**Problem to solve:** Every line below should be set down exactly as it appears.

**Records for this exercise:**
#####

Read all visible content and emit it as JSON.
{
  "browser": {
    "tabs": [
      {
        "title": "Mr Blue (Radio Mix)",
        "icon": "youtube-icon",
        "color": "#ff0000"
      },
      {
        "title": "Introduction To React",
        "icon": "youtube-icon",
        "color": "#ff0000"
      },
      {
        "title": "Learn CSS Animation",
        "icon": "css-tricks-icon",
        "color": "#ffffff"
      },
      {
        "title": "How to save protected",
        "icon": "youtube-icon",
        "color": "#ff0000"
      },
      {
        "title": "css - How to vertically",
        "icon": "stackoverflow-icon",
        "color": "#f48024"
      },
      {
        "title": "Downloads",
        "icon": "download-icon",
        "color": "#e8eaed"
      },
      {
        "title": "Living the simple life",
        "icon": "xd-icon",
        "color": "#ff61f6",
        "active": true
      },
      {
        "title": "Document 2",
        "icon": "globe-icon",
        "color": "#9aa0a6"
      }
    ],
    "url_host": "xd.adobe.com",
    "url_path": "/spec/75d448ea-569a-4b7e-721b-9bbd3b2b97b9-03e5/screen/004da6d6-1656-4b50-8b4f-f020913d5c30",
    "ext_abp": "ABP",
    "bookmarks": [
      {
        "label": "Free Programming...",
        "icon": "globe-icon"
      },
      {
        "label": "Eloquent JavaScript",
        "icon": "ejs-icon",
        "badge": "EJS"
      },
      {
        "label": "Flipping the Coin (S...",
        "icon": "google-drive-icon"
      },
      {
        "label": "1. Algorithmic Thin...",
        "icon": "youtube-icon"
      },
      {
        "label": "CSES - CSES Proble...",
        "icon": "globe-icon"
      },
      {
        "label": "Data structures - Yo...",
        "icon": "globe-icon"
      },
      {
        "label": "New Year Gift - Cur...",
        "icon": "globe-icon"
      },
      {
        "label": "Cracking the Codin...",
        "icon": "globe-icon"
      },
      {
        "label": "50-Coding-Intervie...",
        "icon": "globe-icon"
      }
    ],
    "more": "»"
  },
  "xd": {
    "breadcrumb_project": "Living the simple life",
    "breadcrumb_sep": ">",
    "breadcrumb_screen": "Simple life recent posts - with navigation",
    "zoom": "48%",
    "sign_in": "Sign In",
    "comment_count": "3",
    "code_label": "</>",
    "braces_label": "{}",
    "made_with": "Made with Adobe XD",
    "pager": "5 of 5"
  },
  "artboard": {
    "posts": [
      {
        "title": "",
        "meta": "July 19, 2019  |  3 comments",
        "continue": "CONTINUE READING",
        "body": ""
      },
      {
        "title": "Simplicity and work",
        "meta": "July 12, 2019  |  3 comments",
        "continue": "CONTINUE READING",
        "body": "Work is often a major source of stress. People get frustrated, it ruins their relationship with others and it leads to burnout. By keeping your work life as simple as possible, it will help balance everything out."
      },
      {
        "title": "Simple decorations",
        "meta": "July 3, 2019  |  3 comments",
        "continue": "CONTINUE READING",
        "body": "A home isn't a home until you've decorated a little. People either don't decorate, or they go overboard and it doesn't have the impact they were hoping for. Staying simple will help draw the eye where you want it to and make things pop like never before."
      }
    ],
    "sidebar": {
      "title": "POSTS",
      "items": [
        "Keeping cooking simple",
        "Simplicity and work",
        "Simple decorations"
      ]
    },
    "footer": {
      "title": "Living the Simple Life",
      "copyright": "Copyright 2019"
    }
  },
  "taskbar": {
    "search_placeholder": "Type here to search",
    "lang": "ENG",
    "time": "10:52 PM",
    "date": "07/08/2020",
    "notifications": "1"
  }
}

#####

**Written solution:**
Read all visible content and emit it as JSON.
{
  "browser": {
    "tabs": [
      {
        "title": "Mr Blue (Radio Mix)",
        "icon": "youtube-icon",
        "color": "#ff0000"
      },
      {
        "title": "Introduction To React",
        "icon": "youtube-icon",
        "color": "#ff0000"
      },
      {
        "title": "Learn CSS Animation",
        "icon": "css-tricks-icon",
        "color": "#ffffff"
      },
      {
        "title": "How to save protected",
        "icon": "youtube-icon",
        "color": "#ff0000"
      },
      {
        "title": "css - How to vertically",
        "icon": "stackoverflow-icon",
        "color": "#f48024"
      },
      {
        "title": "Downloads",
        "icon": "download-icon",
        "color": "#e8eaed"
      },
      {
        "title": "Living the simple life",
        "icon": "xd-icon",
        "color": "#ff61f6",
        "active": true
      },
      {
        "title": "Document 2",
        "icon": "globe-icon",
        "color": "#9aa0a6"
      }
    ],
    "url_host": "xd.adobe.com",
    "url_path": "/spec/75d448ea-569a-4b7e-721b-9bbd3b2b97b9-03e5/screen/004da6d6-1656-4b50-8b4f-f020913d5c30",
    "ext_abp": "ABP",
    "bookmarks": [
      {
        "label": "Free Programming...",
        "icon": "globe-icon"
      },
      {
        "label": "Eloquent JavaScript",
        "icon": "ejs-icon",
        "badge": "EJS"
      },
      {
        "label": "Flipping the Coin (S...",
        "icon": "google-drive-icon"
      },
      {
        "label": "1. Algorithmic Thin...",
        "icon": "youtube-icon"
      },
      {
        "label": "CSES - CSES Proble...",
        "icon": "globe-icon"
      },
      {
        "label": "Data structures - Yo...",
        "icon": "globe-icon"
      },
      {
        "label": "New Year Gift - Cur...",
        "icon": "globe-icon"
      },
      {
        "label": "Cracking the Codin...",
        "icon": "globe-icon"
      },
      {
        "label": "50-Coding-Intervie...",
        "icon": "globe-icon"
      }
    ],
    "more": "»"
  },
  "xd": {
    "breadcrumb_project": "Living the simple life",
    "breadcrumb_sep": ">",
    "breadcrumb_screen": "Simple life recent posts - with navigation",
    "zoom": "48%",
    "sign_in": "Sign In",
    "comment_count": "3",
    "code_label": "</>",
    "braces_label": "{}",
    "made_with": "Made with Adobe XD",
    "pager": "5 of 5"
  },
  "artboard": {
    "posts": [
      {
        "title": "",
        "meta": "July 19, 2019  |  3 comments",
        "continue": "CONTINUE READING",
        "body": ""
      },
      {
        "title": "Simplicity and work",
        "meta": "July 12, 2019  |  3 comments",
        "continue": "CONTINUE READING",
        "body": "Work is often a major source of stress. People get frustrated, it ruins their relationship with others and it leads to burnout. By keeping your work life as simple as possible, it will help balance everything out."
      },
      {
        "title": "Simple decorations",
        "meta": "July 3, 2019  |  3 comments",
        "continue": "CONTINUE READING",
        "body": "A home isn't a home until you've decorated a little. People either don't decorate, or they go overboard and it doesn't have the impact they were hoping for. Staying simple will help draw the eye where you want it to and make things pop like never before."
      }
    ],
    "sidebar": {
      "title": "POSTS",
      "items": [
        "Keeping cooking simple",
        "Simplicity and work",
        "Simple decorations"
      ]
    },
    "footer": {
      "title": "Living the Simple Life",
      "copyright": "Copyright 2019"
    }
  },
  "taskbar": {
    "search_placeholder": "Type here to search",
    "lang": "ENG",
    "time": "10:52 PM",
    "date": "07/08/2020",
    "notifications": "1"
  }
}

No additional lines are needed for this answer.